    Pretty scary.

    • Andy – you gave me so much to respond to!

      A) I agree that question 2 and 3 are related to college preparatory resource access – in fact, I think your point about pennants on the wall and throwing college names around is a really important one to make, right? We can’t keep saying “COLLEGE COLLEGE COLLEGE” and assume our students are ready because we use the word all of the time.

      B) I think that your point for question 4 actually holds just as much weight with respect to the earlier questions, if not more. Not to divulge the entire discussion of a future post, but I suspect that being part of a community in which college is an expectation has a significant impact on postsecondary trajectory – these students get into much better schools, and (I hypothesize that) they do better in college once they get there (for many reasons). Ironically, I went to a high school with less college preparatory support than the high school at which I teach; but the question in my middle-class family was never “will you go to college?” Instead, it was “Where are you going to college?” To me, this difference suggests that identity-based motivation is at play (i.e., if you’re surrounded by people who don’t attend or complete college before you get there, you often see struggles as failures and inadequacies – your brain gets less of the positive reinforcement necessary to keep going, and you get the sense that you don’t belong). More significantly, it implies (as you said) that low-income students don’t have the I-know-how-because-I’ve-done-it-before support at home. I want to measure these ideas, but current transitional data quality is SO BAD! We need groups like the Institute for Higher Education Policy and the Data Quality Campaign to continue their advocacy for higher resolution postsecondary data to move policy research forward on this front…

      C) …But I did have a friend survey her students in a Northern VA freshman classroom, so I’ll share the differences of my relatively trivial dataset soon.

      D) Regarding the college groups you named, I think you’re spot on. Ivy League schools, colleges with massive athletic programs, and HBCUs almost exclusively make the list. One interesting spin on my classroom stems from the fact that I teach in DC: there’s no public college option outside of UDC. The District has discount vouchers for students who are admitted to public universities, but they don’t lower out-of-state tuition enough for the discount to choose, say, most public schools in Virginia or Maryland over a private school in the region. That dataset I mentioned above will allow me to speculate about insights and future questions after it gets processed.

  2. One last thought. I taught in a school that was 100% black, 99.8% free and reduced lunch, and had sent 8% of its students to a four-year college the year I arrived. There’s a lot of schools that do a much better job of prepping students for college than good ol’ T-High, but I’m not really convinced that’s enough for all students after working with some high-performing charters here. So while my thoughts come from a really different context, I think it’s a shared underlying issue across the board.

Leave a Reply

Fill in your details below or click an icon to log in:

WordPress.com Logo

You are commenting using your WordPress.com account. Log Out / Change )

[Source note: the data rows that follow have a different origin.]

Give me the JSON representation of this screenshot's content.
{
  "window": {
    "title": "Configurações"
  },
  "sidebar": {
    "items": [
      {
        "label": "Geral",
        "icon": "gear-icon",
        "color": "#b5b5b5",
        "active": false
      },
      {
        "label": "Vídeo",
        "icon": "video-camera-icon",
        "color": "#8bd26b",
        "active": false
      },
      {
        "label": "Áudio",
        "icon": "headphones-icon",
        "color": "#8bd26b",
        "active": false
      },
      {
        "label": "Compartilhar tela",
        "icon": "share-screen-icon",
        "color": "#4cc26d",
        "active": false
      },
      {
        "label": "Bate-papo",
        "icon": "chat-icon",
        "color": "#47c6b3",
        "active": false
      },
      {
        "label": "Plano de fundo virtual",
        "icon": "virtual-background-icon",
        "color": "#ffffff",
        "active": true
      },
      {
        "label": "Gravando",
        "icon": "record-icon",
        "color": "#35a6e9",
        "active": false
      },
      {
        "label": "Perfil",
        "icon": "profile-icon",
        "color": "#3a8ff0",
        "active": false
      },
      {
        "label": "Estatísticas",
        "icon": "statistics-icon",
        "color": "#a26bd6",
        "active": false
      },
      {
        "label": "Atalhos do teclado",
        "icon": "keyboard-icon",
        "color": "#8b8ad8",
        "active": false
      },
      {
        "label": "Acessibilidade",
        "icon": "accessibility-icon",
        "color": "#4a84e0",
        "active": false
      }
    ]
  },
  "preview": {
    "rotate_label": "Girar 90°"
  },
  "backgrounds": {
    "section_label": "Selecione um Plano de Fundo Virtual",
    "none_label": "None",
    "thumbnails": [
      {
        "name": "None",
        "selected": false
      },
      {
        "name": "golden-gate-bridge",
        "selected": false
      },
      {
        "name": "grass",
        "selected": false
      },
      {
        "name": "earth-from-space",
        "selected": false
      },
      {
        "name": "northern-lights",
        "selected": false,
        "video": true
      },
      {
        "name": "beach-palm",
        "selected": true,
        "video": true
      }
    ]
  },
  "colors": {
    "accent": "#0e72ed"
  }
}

Twitter picture

You are commenting using your Twitter account. Log Out / Change )

Facebook photo

You are commenting using your Facebook account. Log Out / Change )

Google+ photo

You are commenting using your Google+ account. Log Out / Change )

Connecting to %s